It depends on whether that person is referring to an instance or a general truth.
If it's a general and fixed truth, present tense is retained, since the statement applies to the present as well as the past in which it was stated. Therefore, there is no reason to deviate from the default tense, i.e. present tense.
If it's a temporary instance, then the tense is changed to reflect the same tense of "to say", since the statement and the observation contained in that statement happened at the same point in time (because at the time of stating it, present tense was being used to indicate the present time).
John: The sun rises in the east.
Let's for the moment live in a universe where every day the sun rises from a random location. That would mean that John's statement is referring to today specifically, not necessarily tomorrow.
That makes in an instance, and therefore John said that the sun rose in the east.
But that's not our universe. In our universe, the sun always rises in the east. John's telling us a fixed truth. Therefore, John said that the sun rises in the east.
John: She is beautiful
Is John stating that this person is, always has been, and always will be beautiful? Then John said that she is beautiful.
But if John was making a comment about how she looks right now, e.g. because she dressed up for the occasion, then John said she was beautiful (although it would be more idiomatic to say that she looked beautiful).
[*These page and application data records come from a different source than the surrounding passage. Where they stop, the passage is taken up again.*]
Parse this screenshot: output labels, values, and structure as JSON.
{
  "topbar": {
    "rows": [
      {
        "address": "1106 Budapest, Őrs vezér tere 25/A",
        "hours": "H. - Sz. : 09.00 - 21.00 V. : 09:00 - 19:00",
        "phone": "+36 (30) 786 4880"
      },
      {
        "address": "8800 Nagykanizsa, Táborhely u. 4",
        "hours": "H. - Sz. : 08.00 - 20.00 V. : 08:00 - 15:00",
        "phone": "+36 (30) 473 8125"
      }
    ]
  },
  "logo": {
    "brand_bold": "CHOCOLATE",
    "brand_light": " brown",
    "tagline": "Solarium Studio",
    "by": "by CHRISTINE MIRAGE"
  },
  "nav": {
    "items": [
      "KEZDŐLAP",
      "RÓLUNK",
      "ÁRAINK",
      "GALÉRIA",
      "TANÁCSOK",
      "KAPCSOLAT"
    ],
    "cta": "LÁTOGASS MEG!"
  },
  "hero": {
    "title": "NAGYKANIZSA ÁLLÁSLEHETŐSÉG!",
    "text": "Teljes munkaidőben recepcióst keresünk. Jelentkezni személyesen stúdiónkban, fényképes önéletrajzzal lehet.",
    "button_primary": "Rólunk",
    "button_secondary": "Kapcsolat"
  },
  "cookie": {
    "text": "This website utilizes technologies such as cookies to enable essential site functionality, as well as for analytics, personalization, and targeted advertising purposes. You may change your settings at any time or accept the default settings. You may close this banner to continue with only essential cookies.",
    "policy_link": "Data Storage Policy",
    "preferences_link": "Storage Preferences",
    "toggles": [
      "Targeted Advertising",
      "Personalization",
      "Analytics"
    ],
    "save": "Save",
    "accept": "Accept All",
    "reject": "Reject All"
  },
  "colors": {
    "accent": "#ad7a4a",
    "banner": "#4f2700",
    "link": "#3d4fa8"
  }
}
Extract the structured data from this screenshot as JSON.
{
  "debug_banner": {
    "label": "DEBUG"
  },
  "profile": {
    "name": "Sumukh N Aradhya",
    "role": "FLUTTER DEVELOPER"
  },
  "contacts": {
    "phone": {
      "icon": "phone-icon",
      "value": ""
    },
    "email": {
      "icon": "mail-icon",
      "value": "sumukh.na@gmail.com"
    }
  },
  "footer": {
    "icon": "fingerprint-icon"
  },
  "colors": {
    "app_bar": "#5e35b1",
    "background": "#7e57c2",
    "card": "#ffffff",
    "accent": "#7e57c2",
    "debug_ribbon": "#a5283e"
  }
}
3 - slightly adapted
John: I don't understand computers.
If John is commenting on his knowledge today, but acknowledges that he either will learn in the future or did know more in the past, then John said that he didn't understand computers.
If John is commenting that computers are a topic that he will never understand, then John said that he doesn't understand computers.
That being said, people sometimes bend the rules either because they use something that sounds more natural to them, or because they're trying to avoid an impolite implication.
For example, "John said she was beautiful" would be correct if John was talking about a particular instance in which he states "She is beautiful", but it can also be interpreted as John having literally said "She was beautiful", which would mean that John implied she's no longer beautiful.
Politeness urges you to avoid phrasings that could be interpreted in a hurtful way, so people are inclined to avoid using "John said she was beautiful" in order to avoid that alternate interpretation.